Effects of electrophysiological manipulation on differentiation and wound healing capacity of human mesenchymal stem cells.
Electrophysiology is an important regulator of cell proliferation, differentiation,
migration, wound healing, and tissue regeneration. Stem cells participate in wound
healing and regeneration in many systems, yet the role of electrophysiology on stem cell
behavior has not been widely studied. In this work, we present evidence for a functional
role for membrane potential (Vmem) in hu... read moreman mesenchymal stem cell (hMSC) differentiation
toward osteogenic (OS) and adipogenic (AD) lineages. Endogenous hyperpolarization
accompanies and is required for OS and AD differentiation. Cells undergoing OS
differentiation responded to artificially-induced depolarization or hyperpolarization by
suppressing or augmenting differentiation, respectively. That stem cell differentiation
responds to changing Vmem levels suggests that Vmem can be used as a control point for
directing stem cell behavior for therapeutic applications and tissue engineering
efforts. We investigated the mechanisms underlying voltage signaling in hMSCs.
Modulation of both Ca2+ signaling and ATP signaling attenuated the effects of
depolarization, suggesting a role for Ca2+ channels and purinergic receptors in the
voltage-sensing pathway. We also identified several ion channels, including L-type Ca2+
channels, inward rectifying K+ channels, and Ca2+-sensitive K+ channels, which may be
involved in these pathways during depolarization. To further investigate the pathways
that are controlling and controlled by voltage modulation, we performed genome-wide
expression analysis of depolarized and hyperpolarized hMSCs undergoing OS
differentiation. The transcriptional signature of Vmem-modulated cells resembled that of
OS cells rather than undifferentiated cells, implying that voltage signals target some,
but not all, pathways involved in differentiation. We present several data analysis
approaches that uncover a number of Vmem-responsive genes and functions, which are
promising candidates for future work on voltage-sensing mechanisms. Finally, we

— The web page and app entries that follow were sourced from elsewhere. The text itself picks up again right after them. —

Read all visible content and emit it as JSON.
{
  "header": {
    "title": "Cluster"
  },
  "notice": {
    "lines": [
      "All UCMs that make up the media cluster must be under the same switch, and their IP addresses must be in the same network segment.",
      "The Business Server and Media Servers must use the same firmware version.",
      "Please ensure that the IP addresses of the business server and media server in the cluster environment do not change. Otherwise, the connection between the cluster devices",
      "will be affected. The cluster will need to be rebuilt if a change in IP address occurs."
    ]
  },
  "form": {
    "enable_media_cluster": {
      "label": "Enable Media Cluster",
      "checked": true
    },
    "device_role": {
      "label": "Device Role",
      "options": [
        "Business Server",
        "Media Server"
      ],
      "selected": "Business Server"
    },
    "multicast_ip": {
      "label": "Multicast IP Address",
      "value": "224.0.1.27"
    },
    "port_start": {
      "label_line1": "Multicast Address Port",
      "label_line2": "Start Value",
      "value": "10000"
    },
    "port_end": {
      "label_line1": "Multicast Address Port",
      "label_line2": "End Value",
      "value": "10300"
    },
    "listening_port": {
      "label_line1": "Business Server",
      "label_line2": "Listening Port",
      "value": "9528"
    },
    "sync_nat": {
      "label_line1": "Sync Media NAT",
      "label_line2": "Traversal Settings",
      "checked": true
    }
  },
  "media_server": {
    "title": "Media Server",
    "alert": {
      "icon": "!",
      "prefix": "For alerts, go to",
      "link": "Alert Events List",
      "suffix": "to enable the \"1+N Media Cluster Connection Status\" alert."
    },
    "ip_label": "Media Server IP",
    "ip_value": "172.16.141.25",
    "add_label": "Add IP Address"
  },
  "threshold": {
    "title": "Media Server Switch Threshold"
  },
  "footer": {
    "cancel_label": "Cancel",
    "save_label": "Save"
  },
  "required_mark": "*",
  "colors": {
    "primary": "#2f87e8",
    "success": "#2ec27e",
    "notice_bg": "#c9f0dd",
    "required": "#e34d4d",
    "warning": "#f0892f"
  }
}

investigated the therapeutic potential of electrophysiological modulation of hMSCs by
developing in vitro models of wound healing as platforms in which to study Vmem effects.
We report some evidence pointing to depolarization-stimulated increases in cell

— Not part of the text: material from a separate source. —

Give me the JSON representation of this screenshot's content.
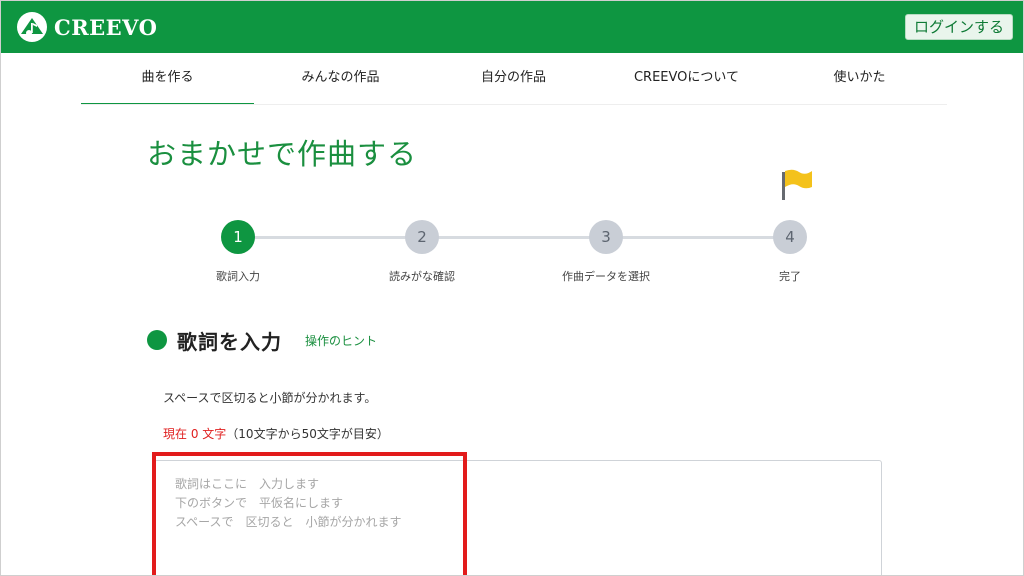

repopulation and OS differentiation in the wound. We also demonstrate the ability to
study paracrine signaling between osteoblasts and neurons in these models, which
suggests that these models can be further developed to simulate the complexity of the in
vivo wound environment.
Thesis (Ph.D.)--Tufts University, 2011.
Submitted to the Dept. of Biomedical Engineering.
Advisor: David Kaplan.
Committee: Michael Levin, Lauren Black, and Gordana Vunjak-Novakovic.
Keyword: Biomedical Engineering.read less